Accordingly, appropriations for Border Patrol, which is an agency under CBP, have leaped from $1.06 billion in FY 2000 to $3.54 billion in FY 2011. This represents a 238 percent jump. The results have been nothing less than astounding. In the 11 months ending in August, Border Patrol apprehended 304,755 illegal immigrants along the Southwest border, down from a peak of about 1.6 million in 2000. Meanwhile, seizures of narcotics continue to increase. 


Just the facts on Fast and Furious

In a recent column in The Hill, Lanny Davis (“Let’s Get The Facts Straight On Holder,” October 12, 2011) claimed that Republicans politicized the inquiry into Operation Fast and Furious.  Ironically, however, it is charges of partisanship like his that inject party politics where it doesn't belong.  He questioned the motives of the Members of Congress involved while at the same time criticizing those members for allegedly questioning the motives of others.

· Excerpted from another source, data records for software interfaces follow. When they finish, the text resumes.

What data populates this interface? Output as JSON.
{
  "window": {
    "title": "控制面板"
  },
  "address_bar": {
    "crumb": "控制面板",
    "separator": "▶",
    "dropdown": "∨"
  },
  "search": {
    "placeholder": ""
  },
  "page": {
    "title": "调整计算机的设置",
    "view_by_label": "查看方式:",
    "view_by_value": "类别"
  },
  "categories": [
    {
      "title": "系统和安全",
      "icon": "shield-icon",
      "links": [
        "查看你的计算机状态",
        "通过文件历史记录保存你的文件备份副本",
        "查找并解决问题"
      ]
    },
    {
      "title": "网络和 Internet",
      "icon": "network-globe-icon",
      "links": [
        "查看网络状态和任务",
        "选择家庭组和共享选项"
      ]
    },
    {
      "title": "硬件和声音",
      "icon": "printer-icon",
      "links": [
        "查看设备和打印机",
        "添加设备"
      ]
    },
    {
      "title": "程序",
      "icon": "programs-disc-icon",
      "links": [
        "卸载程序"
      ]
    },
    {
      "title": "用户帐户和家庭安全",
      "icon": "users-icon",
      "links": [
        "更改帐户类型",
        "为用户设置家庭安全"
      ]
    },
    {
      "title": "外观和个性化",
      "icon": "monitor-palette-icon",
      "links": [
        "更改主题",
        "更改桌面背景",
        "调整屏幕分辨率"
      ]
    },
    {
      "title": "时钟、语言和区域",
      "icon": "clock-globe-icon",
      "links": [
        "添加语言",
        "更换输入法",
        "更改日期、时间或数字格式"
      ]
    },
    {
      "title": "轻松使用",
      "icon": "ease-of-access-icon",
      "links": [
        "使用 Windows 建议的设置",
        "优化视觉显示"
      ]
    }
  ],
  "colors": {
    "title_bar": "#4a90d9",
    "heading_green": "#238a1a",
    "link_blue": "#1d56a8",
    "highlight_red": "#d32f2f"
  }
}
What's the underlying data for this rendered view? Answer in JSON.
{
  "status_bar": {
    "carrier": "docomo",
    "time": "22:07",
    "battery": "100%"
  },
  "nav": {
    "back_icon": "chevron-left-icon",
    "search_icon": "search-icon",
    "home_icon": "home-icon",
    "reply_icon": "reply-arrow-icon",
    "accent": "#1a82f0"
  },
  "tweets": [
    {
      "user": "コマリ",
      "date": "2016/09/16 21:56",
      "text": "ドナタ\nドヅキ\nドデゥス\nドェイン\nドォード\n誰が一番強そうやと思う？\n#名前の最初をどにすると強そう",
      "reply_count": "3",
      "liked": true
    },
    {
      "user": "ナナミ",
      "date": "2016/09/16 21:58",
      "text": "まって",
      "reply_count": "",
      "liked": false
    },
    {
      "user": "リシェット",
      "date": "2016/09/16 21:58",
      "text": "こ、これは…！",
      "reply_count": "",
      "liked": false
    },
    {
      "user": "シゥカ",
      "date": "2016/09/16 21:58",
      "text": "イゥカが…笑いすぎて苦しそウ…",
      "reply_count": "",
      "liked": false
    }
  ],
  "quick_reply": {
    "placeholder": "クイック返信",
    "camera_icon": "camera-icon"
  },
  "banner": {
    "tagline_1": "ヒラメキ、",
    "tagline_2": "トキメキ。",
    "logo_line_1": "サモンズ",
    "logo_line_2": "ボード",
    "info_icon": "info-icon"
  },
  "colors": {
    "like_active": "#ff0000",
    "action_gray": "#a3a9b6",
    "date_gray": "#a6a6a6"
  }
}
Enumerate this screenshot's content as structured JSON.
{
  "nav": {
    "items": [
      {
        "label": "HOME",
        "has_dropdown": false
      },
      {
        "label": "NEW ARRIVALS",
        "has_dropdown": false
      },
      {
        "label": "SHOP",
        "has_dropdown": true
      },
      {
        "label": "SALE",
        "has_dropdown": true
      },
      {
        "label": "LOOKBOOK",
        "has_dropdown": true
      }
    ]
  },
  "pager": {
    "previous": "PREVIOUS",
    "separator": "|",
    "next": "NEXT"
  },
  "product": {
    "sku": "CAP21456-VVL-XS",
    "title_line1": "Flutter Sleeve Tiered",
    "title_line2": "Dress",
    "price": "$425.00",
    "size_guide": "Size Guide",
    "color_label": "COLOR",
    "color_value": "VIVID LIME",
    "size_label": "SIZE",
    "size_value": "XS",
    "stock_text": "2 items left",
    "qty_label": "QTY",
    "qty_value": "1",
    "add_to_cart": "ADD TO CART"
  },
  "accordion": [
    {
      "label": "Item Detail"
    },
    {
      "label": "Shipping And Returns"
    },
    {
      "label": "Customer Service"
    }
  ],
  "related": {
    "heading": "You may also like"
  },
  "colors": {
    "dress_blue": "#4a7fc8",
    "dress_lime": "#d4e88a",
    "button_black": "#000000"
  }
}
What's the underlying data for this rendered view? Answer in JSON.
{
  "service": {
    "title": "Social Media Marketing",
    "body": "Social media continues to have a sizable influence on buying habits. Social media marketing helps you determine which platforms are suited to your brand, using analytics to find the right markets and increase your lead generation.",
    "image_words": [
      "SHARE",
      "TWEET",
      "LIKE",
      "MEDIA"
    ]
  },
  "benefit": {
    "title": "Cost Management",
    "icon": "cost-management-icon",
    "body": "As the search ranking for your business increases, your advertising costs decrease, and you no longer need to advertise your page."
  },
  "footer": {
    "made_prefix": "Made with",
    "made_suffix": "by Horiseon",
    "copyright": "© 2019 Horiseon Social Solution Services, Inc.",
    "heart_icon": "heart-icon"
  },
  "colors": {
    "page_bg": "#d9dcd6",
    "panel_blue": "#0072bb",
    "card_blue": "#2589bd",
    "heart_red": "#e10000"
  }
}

Mr. Davis claimed that there are four “facts” that Republicans making “personal attacks” on Attorney General Holder should know: (1) gunwalking at ATF began “under the George W. Bush administration,” (2) the Attorney General meant only to deny knowing about the “faulty tactics,” (3) the Attorney General can’t be expected to read all of his memos, and (4) law enforcement needs bi-partisan support rather than “political cheap shots.”

Perhaps his search for a distraction is understandable.  The facts are so clear that there isn’t much the Department and its defenders can say, other than to lash out and blame the messengers.  The fact is that the Bureau of Alcohol, Tobacco, Firearms, and Explosives (ATF) encouraged gun dealers to sell assault rifles to known straw purchasers illegally buying on behalf of others. 

The fact is that the Justice Department oversaw the operation as ATF literally watched bad guys collect hundreds of guns—week after week—for nearly a year.  


Senate missile defense strategy strikes right balance

If Congress doesn't set its defense priorities clearly, there is a risk that the the budget cutting super-committee will slash military spending in a way that will hamper our ability to defend against real and near-term threats to the United States, our allies, and interests. Tasked with proposing a plan to cut more than $1 trillion over ten years by a Thanksgiving deadline, the Joint Select Committee on Budget Reduction should look to a key Senate committee's guidance on how to responsibly reduce military spending.

The Senate Appropriations Committee, in a unanimous bi-partisan vote, has proposed a sensible approach that should be used as a model for maintaining a strong defense in this time of austere budgets. The plan reigns in long-term spending on a wish-list item, a yet-to-be-developed missile system, while redirecting a portion of the savings to fund an adequate supply of proven missiles that defend against the most immediate threats facing the country.


Border Patrol abuses of human rights must be stopped

The Border Patrol deported José Miguel to Nogales, Sonora, México wearing a back brace and in extreme pain. The pain only got worse once he finished the handful of pain pills the Border Patrol medic had given him.

José Miguel and his American family had made Los Angeles home for 35 years. The Border Patrol had picked him up in the desert, as he was returning from visiting his sick mother in Sinaloa. They loaded him into a patrol truck and sped down the dirt road at high speed. The truck left the road and rolled, injuring José Miguel’s back. When he refused to sign voluntary deportation papers, agents yelled at him, withheld food and water from him for 24 hours and promised him pain medication and medical care if he signed. Finally, he did.  Shortly after he arrived in Nogales he died. A volunteer with the humanitarian aid group No More Deaths called one of his daughters to ask if there was anything that he could do. The daughter replied, “We do not know where our father is buried.”